Beaches – Tokeh and River No. 2
What can I tell you about Tokeh? After a 1.5 hour okada ride down not-really-existent-roads one comes to small, undeveloped, but lively Tokeh village and beach. The beach is made up of fine white sands and the surrounding mountains disappear into the sea. As Kat mused -maybe this is what Hawaii is like. Stunning! Our accommodation was very basic, no electricity, a bed, a mossy net, and a reed hut right on the beach. The culinary highlight was the oysters! One dozen for $2.50!!! (Don’t worry Dad, I ordered them both days, can’t pass that up.)The sunset was in pastels, the beers were cold, the ocean was calm, the rains did not last, a bonfire was lit for us, and we had the whole beach to ourselves…well we did share it with the small local population. We played, floated, and just hung out in the ocean for hours…this did eventually cause the most sever case of heatstroke I have ever experienced but that was yet to come. Tokeh was pretty much perfect. Sure mats on our wooden sun beds and bug spray could have improved things but really, it was pretty fabulous just the way it was.

From Tokeh we went to River No. 2, one beach closer to Freetown, Cindy continued on to Freetown as she had to work the next day. We had wanted to get to the Banana Islands but Kat and I could not justify the expense with Senegal still to come in our travels. River No. 2 is the expat weekend hangout. We arrived on a Sunday night and saw the last of the 4x4 crowd finish their beers and pay their overpriced tabs before heading back to town. It was overpriced. Still cheaper than the transport to and from Banana Islands, but overpriced for what was offered. Kat and I shrugged, we had no choice it was late and we had to stay. The beach was beautiful. Kat read to me until the sun set (we are reading The Empathic Civilization) and then we negotiated a dinner from a waiter who said there was no food left after the weekend.
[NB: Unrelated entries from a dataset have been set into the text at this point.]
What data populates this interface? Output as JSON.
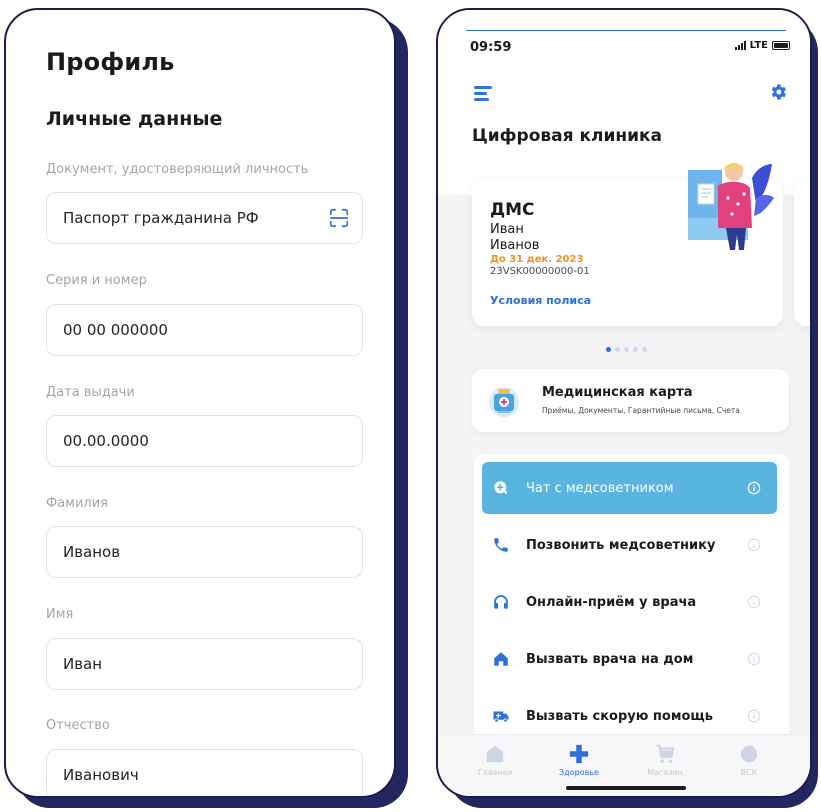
{
  "profile": {
    "title": "Профиль",
    "section": "Личные данные",
    "fields": [
      {
        "label": "Документ, удостоверяющий личность",
        "value": "Паспорт гражданина РФ"
      },
      {
        "label": "Серия и номер",
        "value": "00 00 000000"
      },
      {
        "label": "Дата выдачи",
        "value": "00.00.0000"
      },
      {
        "label": "Фамилия",
        "value": "Иванов"
      },
      {
        "label": "Имя",
        "value": "Иван"
      },
      {
        "label": "Отчество",
        "value": "Иванович"
      }
    ]
  },
  "status_bar": {
    "time": "09:59",
    "network": "LTE"
  },
  "clinic": {
    "title": "Цифровая клиника",
    "policy_card": {
      "title": "ДМС",
      "first_name": "Иван",
      "last_name": "Иванов",
      "valid_until": "До 31 дек. 2023",
      "number": "23VSK00000000-01",
      "link": "Условия полиса"
    },
    "medcard": {
      "title": "Медицинская карта",
      "subtitle": "Приёмы, Документы, Гарантийные письма, Счета"
    },
    "actions": [
      {
        "label": "Чат с медсоветником",
        "icon": "chat-icon",
        "active": true
      },
      {
        "label": "Позвонить медсоветнику",
        "icon": "phone-icon"
      },
      {
        "label": "Онлайн-приём у врача",
        "icon": "headphones-icon"
      },
      {
        "label": "Вызвать врача на дом",
        "icon": "house-icon"
      },
      {
        "label": "Вызвать скорую помощь",
        "icon": "ambulance-icon"
      }
    ]
  },
  "tabbar": [
    {
      "label": "Главная",
      "icon": "home-icon"
    },
    {
      "label": "Здоровье",
      "icon": "cross-icon",
      "active": true
    },
    {
      "label": "Магазин",
      "icon": "cart-icon"
    },
    {
      "label": "ВСК",
      "icon": "circle-icon"
    }
  ],
  "colors": {
    "accent": "#2f6fd8",
    "active_action": "#5ab4e0",
    "date": "#f19024",
    "frame": "#1c1d4f"
  }
}
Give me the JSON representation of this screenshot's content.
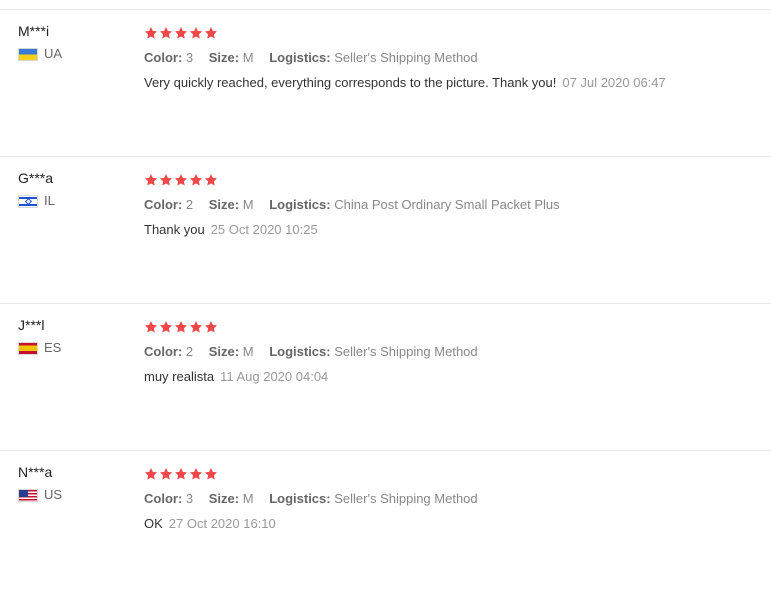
{
  "labels": {
    "color": "Color:",
    "size": "Size:",
    "logistics": "Logistics:"
  },
  "star_color": "#f04848",
  "reviews": [
    {
      "user": "M***i",
      "country": "UA",
      "rating": 5,
      "color": "3",
      "size": "M",
      "logistics": "Seller's Shipping Method",
      "text": "Very quickly reached, everything corresponds to the picture. Thank you!",
      "date": "07 Jul 2020 06:47"
    },
    {
      "user": "G***a",
      "country": "IL",
      "rating": 5,
      "color": "2",
      "size": "M",
      "logistics": "China Post Ordinary Small Packet Plus",
      "text": "Thank you",
      "date": "25 Oct 2020 10:25"
    },
    {
      "user": "J***l",
      "country": "ES",
      "rating": 5,
      "color": "2",
      "size": "M",
      "logistics": "Seller's Shipping Method",
      "text": "muy realista",
      "date": "11 Aug 2020 04:04"
    },
    {
      "user": "N***a",
      "country": "US",
      "rating": 5,
      "color": "3",
      "size": "M",
      "logistics": "Seller's Shipping Method",
      "text": "OK",
      "date": "27 Oct 2020 16:10"
    }
  ]
}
Boiled eggs and cuscus with a spicy tomato sauce did materialize and it was tasty. That night the heatstroke hit. Both Kat and I were ill and running to the toilet in turns, but only I was vomiting. The next day was a right-off, I was bed-bound until we were well enough to climb on okada’s and take the journey back to Freetown. I did managed one walk down the beach as it was a cloudy day and the beach is beautiful…the overpriced expat establishment does not destroy the natural beauty.

There is so much more I want to say, I feel I have not done it justice, not been descriptive enough, I want to share everything, share how this country makes me feel…but it is getting late and we leave tomorrow for Senegal.

Sierra Leone is a special place. It has, in two short weeks, found a spot in my heart. If I were offered a job here in the future I certainly hope I could accept it.

Kat and I are worried about our wallets, but we are also excited to be off to Senegal and The Gambia. It will be go go go for the ten days we are there. I will do my best to update the blog.


1 comment:

Anonymous said...

Ready to write your travel articles! I wonder what you think of the aid piece in creating a future for the people of this country. I was thinking of Baking Cakes in Kigali as I read some of your reflections. Thank you for posting, M